Work order —
Your answer should consist of each line from the data below that contains "gszb".
Material to process: Begin
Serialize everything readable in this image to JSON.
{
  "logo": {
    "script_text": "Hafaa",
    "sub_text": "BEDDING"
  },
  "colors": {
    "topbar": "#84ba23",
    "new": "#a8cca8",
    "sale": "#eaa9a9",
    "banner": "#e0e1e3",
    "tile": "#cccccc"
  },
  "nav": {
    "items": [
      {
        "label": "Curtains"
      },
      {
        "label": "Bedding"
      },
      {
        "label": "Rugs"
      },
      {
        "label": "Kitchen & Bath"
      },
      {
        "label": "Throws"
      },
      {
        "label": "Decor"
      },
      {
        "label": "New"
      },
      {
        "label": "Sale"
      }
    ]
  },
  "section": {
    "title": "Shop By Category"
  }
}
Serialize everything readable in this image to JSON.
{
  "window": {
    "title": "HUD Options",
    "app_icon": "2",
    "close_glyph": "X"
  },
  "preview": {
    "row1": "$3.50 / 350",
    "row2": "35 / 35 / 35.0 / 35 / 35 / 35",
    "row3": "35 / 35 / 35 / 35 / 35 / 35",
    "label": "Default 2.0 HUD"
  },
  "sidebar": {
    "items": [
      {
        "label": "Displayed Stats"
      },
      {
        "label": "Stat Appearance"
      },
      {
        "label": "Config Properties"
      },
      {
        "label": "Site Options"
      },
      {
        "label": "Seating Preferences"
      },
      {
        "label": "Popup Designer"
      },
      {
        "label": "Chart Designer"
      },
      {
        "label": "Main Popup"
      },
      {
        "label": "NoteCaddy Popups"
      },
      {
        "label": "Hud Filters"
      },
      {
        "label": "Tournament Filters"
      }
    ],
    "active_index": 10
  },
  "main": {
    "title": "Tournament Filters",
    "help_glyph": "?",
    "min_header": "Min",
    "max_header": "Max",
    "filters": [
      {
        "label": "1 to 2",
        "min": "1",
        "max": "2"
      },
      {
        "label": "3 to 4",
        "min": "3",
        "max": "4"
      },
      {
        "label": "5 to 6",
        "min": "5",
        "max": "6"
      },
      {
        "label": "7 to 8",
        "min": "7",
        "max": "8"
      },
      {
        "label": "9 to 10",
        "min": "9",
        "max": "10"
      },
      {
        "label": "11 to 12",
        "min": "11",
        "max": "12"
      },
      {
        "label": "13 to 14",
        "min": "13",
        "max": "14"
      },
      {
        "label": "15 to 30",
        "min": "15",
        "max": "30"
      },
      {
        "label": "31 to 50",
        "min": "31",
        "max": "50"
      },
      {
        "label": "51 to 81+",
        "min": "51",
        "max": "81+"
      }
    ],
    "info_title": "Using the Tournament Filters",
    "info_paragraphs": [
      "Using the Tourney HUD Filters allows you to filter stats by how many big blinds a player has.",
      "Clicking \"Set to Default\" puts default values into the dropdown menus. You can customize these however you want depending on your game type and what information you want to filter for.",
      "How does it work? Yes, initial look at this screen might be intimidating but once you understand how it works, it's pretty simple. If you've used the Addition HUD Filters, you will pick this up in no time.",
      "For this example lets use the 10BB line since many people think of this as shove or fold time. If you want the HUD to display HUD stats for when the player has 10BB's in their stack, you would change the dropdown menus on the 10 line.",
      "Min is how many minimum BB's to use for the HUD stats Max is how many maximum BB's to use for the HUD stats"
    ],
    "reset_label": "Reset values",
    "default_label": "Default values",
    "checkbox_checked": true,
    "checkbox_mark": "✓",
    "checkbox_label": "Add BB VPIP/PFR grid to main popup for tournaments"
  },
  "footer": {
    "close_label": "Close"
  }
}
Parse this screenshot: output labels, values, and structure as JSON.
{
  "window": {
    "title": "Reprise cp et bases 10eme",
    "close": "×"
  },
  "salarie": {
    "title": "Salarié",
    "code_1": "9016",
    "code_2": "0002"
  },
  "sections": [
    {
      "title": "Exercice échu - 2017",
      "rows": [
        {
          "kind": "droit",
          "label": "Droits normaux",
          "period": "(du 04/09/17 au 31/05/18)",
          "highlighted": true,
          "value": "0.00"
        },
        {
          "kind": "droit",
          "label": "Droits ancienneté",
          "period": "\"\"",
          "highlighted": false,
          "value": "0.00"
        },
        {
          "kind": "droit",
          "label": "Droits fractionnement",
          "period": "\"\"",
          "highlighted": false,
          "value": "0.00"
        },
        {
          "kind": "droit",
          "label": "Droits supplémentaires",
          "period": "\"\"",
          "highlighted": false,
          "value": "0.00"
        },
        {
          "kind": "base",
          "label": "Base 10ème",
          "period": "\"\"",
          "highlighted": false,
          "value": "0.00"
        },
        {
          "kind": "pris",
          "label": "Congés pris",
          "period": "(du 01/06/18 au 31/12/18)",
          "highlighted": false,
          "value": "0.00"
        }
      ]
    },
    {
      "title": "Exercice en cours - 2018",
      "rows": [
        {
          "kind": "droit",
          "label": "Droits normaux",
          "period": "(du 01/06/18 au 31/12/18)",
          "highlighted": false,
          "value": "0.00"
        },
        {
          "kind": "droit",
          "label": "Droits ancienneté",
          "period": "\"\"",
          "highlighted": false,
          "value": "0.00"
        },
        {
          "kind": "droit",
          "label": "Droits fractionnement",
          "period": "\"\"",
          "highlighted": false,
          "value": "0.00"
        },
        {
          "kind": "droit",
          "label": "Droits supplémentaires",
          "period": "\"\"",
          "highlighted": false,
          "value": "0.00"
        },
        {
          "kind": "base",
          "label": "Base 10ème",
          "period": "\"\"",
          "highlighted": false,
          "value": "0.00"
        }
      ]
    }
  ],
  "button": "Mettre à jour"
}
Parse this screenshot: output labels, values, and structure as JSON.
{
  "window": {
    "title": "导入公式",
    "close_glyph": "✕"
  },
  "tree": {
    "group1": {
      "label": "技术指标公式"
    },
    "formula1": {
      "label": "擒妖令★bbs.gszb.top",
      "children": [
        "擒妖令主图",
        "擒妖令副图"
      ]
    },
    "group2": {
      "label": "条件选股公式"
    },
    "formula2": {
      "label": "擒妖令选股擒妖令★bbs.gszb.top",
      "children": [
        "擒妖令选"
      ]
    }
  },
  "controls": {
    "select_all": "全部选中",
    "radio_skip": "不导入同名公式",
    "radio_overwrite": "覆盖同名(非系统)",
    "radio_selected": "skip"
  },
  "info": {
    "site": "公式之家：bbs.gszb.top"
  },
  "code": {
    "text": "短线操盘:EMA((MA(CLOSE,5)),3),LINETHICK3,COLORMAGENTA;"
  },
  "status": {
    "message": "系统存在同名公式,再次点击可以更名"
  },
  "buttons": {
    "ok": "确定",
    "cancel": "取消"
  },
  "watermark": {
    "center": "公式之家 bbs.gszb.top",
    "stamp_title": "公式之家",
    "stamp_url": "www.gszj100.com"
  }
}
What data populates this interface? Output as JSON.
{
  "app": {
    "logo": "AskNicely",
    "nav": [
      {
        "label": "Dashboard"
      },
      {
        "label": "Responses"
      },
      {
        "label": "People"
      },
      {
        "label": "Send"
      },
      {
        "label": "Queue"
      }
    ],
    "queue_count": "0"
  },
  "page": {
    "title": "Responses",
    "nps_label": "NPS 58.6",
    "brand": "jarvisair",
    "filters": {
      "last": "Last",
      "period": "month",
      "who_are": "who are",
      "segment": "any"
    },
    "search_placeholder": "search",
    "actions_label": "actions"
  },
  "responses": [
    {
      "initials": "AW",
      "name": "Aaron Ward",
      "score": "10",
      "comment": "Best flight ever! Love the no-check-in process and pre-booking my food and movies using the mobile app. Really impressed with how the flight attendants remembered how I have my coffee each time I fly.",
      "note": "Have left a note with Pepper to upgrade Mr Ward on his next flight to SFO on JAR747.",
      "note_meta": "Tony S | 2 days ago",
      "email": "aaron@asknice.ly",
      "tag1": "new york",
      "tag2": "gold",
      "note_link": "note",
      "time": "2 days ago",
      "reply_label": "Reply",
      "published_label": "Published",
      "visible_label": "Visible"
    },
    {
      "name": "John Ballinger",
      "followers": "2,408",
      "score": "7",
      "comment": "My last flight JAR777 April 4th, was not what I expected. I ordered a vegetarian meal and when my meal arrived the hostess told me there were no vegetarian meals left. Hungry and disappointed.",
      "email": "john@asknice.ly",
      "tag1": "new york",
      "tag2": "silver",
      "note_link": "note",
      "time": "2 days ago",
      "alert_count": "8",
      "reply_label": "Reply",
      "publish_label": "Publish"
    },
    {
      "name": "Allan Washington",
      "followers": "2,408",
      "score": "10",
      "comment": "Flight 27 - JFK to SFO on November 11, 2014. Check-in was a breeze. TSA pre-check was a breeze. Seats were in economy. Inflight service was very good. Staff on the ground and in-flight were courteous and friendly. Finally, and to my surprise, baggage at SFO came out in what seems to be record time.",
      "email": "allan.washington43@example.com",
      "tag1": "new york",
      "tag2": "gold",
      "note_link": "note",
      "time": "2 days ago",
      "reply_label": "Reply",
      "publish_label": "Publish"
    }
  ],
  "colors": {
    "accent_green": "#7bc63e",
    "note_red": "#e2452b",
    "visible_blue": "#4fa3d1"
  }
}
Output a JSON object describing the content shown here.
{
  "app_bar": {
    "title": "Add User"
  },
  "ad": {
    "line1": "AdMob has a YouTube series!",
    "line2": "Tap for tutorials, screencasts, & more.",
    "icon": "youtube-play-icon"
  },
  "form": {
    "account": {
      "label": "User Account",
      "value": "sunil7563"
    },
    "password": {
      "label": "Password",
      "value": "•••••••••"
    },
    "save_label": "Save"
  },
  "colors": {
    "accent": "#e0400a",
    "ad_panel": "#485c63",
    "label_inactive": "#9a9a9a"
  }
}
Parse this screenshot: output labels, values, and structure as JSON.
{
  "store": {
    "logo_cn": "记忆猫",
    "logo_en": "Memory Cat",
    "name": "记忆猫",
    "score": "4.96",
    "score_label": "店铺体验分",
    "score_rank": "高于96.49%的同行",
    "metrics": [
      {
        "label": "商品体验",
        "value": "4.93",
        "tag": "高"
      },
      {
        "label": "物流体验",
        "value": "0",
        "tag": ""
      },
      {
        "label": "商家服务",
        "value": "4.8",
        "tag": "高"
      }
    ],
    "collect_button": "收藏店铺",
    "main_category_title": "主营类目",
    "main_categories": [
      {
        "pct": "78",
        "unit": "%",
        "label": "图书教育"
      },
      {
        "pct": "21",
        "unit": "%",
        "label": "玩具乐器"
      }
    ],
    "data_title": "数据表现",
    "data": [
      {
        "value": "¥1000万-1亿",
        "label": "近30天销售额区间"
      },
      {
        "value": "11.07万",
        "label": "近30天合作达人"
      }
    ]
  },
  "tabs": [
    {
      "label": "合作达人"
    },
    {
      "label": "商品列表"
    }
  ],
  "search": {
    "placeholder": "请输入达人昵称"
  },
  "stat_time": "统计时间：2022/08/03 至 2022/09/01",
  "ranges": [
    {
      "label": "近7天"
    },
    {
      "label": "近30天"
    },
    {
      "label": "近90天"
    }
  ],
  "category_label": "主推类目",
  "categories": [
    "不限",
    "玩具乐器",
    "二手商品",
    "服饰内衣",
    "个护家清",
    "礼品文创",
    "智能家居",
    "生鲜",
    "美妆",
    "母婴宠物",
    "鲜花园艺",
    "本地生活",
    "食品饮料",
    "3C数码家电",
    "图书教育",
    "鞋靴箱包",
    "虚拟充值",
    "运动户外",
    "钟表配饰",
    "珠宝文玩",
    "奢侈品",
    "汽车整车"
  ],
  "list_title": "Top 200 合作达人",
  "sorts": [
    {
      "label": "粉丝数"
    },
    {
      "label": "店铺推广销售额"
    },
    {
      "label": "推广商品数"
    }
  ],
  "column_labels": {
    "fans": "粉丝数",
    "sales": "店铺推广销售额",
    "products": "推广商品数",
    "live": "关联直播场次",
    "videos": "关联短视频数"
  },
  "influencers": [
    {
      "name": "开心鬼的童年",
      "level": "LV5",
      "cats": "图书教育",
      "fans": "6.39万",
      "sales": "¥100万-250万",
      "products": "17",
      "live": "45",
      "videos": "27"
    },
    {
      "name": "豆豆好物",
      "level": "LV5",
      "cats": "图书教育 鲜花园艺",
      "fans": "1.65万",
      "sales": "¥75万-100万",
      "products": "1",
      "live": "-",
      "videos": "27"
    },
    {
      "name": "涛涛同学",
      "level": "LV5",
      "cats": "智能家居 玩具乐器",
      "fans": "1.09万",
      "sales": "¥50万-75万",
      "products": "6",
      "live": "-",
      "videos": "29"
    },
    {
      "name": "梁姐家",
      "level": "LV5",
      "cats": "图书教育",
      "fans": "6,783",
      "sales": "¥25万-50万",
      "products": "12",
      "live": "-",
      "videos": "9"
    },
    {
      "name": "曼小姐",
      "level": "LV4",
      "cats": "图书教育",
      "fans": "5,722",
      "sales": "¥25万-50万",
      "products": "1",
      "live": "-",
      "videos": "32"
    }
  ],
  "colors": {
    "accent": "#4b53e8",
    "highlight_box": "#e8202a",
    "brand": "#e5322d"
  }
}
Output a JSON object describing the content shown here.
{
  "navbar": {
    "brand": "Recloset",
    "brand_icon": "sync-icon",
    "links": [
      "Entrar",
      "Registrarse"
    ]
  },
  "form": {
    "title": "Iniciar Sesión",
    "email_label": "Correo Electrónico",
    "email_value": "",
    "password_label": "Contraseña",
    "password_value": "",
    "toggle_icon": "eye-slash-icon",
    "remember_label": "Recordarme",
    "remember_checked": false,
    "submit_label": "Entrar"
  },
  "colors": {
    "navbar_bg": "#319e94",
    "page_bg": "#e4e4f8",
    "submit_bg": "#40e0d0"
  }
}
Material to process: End
Solution to this task —
      "label": "擒妖令★bbs.gszb.top",
      "label": "擒妖令选股擒妖令★bbs.gszb.top",
    "site": "公式之家：bbs.gszb.top"
    "center": "公式之家 bbs.gszb.top",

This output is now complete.